Everything in the records below is to be reproduced exactly, apart from the images.
*** DATA EXTRACTS Section Begins ***
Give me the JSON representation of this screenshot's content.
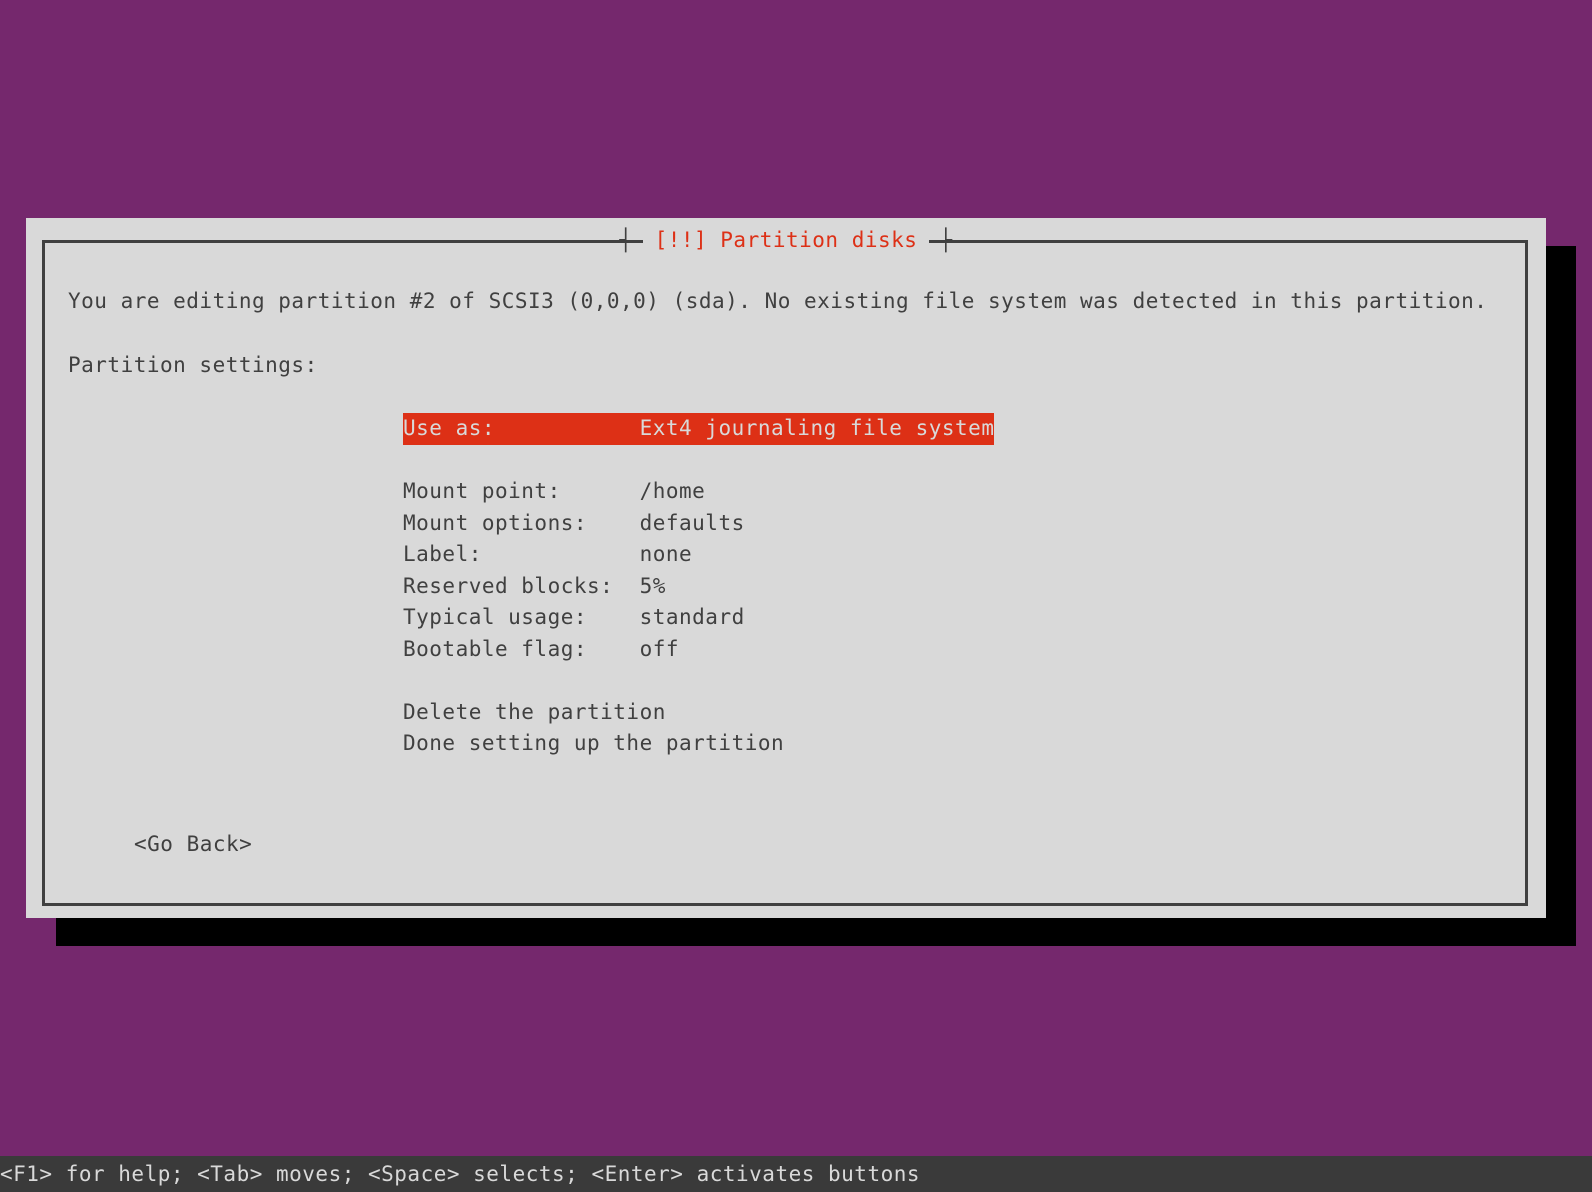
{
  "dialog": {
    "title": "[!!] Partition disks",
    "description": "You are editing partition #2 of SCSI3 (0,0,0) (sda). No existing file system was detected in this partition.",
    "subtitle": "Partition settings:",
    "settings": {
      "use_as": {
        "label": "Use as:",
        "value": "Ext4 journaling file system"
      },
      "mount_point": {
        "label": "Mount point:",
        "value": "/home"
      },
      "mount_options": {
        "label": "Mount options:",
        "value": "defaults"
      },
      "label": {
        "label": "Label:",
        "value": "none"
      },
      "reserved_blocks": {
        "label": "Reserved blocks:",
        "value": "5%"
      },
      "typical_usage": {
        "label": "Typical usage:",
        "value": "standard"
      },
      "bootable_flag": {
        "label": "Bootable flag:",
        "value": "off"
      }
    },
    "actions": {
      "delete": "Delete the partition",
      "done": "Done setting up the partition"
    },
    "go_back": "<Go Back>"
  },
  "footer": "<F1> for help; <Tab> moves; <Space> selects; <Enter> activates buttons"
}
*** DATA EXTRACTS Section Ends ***
### EXPECTED ANSWER
Give me the JSON representation of this screenshot's content.
{
  "dialog": {
    "title": "[!!] Partition disks",
    "description": "You are editing partition #2 of SCSI3 (0,0,0) (sda). No existing file system was detected in this partition.",
    "subtitle": "Partition settings:",
    "settings": {
      "use_as": {
        "label": "Use as:",
        "value": "Ext4 journaling file system"
      },
      "mount_point": {
        "label": "Mount point:",
        "value": "/home"
      },
      "mount_options": {
        "label": "Mount options:",
        "value": "defaults"
      },
      "label": {
        "label": "Label:",
        "value": "none"
      },
      "reserved_blocks": {
        "label": "Reserved blocks:",
        "value": "5%"
      },
      "typical_usage": {
        "label": "Typical usage:",
        "value": "standard"
      },
      "bootable_flag": {
        "label": "Bootable flag:",
        "value": "off"
      }
    },
    "actions": {
      "delete": "Delete the partition",
      "done": "Done setting up the partition"
    },
    "go_back": "<Go Back>"
  },
  "footer": "<F1> for help; <Tab> moves; <Space> selects; <Enter> activates buttons"
}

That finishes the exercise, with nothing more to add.